I had a discussion with someone in public markets yesterday who told me flat out "they should strip away these co-investments and big deals from CPPIB's private equity returns", adding "it's not like they sourced them, they get them just because they are big and are able to invest huge sums in private equity giants like Apax."

True but if you are Ryan Selwood at CPPIB, you can argue that you work hard to invest in Apax and cut deals like GlobalLogic so you deserve to reap the rewards of such deals. Nobody forced Apax to sell its stake to CPPIB, negotiations happened at the highest levels and it is an excellent deal all around.

The Globe and Mail had a big report on CPPIB's appetite for risk, which isn't anything new. CPPIB has comparative advantages over many other large investors and it will use these advantages to make strategic long-term investments at the right time (click on image):

It's not about taking on more risk, it's about taking on smarter risk. What CPPIB is doing makes great sense and you don't need a PhD in finance to understand it.

The key thing to understand is that in a raging bull market, CPPIB will typically underperform its peers and many other public funds but when a bear market develops, it will use its competitive advantages to get to work and make strategic long-term acquisitions across public and private markets all over the world, and these investments will benefit the CPP Fund over the long run.

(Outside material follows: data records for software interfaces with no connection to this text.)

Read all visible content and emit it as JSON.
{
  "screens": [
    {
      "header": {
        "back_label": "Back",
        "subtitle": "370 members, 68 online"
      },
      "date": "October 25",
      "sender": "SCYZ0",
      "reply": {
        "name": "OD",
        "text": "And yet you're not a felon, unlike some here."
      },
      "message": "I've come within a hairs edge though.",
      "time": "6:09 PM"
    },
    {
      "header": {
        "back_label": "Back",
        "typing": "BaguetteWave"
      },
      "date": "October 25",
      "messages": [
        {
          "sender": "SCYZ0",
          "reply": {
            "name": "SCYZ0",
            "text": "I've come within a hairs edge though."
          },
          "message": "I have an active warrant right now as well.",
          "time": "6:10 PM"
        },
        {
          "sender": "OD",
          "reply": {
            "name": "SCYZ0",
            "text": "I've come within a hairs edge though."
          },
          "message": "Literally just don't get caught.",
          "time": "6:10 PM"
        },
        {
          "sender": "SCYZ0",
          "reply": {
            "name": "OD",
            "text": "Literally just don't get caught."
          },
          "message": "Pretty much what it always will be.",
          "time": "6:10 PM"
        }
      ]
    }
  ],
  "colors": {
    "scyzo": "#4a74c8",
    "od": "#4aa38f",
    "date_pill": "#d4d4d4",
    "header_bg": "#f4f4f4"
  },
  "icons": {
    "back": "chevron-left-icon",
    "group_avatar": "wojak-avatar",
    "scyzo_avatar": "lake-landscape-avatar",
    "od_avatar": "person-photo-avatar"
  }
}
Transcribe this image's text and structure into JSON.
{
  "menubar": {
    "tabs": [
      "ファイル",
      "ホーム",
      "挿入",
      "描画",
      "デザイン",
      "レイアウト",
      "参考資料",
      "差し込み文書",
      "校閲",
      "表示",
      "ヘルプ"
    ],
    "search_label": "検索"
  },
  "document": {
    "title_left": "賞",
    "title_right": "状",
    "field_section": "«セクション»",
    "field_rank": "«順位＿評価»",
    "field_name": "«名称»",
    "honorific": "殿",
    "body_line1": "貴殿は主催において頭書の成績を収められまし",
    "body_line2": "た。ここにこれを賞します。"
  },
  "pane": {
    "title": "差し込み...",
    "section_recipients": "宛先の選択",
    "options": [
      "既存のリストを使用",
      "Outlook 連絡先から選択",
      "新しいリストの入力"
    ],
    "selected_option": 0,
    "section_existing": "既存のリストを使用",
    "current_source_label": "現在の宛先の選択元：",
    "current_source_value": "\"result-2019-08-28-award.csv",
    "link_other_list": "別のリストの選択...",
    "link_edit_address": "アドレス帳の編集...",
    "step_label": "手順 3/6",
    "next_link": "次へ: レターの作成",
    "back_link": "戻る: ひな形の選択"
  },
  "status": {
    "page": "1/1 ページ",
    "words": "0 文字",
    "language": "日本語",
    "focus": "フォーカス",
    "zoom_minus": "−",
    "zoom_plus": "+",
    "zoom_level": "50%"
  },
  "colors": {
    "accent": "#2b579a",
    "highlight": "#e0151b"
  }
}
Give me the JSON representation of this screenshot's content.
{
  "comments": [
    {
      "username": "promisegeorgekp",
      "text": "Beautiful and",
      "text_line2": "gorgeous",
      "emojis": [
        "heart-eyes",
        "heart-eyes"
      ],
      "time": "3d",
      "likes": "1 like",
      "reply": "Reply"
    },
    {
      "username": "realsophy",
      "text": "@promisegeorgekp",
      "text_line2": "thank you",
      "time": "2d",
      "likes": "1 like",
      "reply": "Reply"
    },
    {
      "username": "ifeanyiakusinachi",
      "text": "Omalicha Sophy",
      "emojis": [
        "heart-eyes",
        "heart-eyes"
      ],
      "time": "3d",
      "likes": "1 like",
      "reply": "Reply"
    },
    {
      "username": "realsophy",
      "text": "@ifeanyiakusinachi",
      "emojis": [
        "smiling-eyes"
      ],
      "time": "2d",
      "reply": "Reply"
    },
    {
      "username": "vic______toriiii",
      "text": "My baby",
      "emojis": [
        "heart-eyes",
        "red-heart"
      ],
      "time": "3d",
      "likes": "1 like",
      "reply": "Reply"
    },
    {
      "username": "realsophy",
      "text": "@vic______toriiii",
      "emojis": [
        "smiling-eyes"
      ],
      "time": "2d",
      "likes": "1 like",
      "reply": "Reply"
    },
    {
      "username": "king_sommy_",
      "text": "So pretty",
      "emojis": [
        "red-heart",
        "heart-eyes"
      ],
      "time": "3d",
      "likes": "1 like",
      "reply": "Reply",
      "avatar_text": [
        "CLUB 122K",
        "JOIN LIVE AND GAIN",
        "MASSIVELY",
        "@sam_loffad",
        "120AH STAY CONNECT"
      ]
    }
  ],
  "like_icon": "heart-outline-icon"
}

Again, it's not rocket science, it's understanding their long-term competitive advantages and capitalizing on them at the right time by taking very smart long-term risks.

Below, as part of his strategy to create more dynamic user experiences for a digital subscriber base, The Economist’s Chief Digital Officer, Jora Gill, engaged GlobalLogic as the organization's dedicated software development partner. Listen carefully to his comments, very interesting.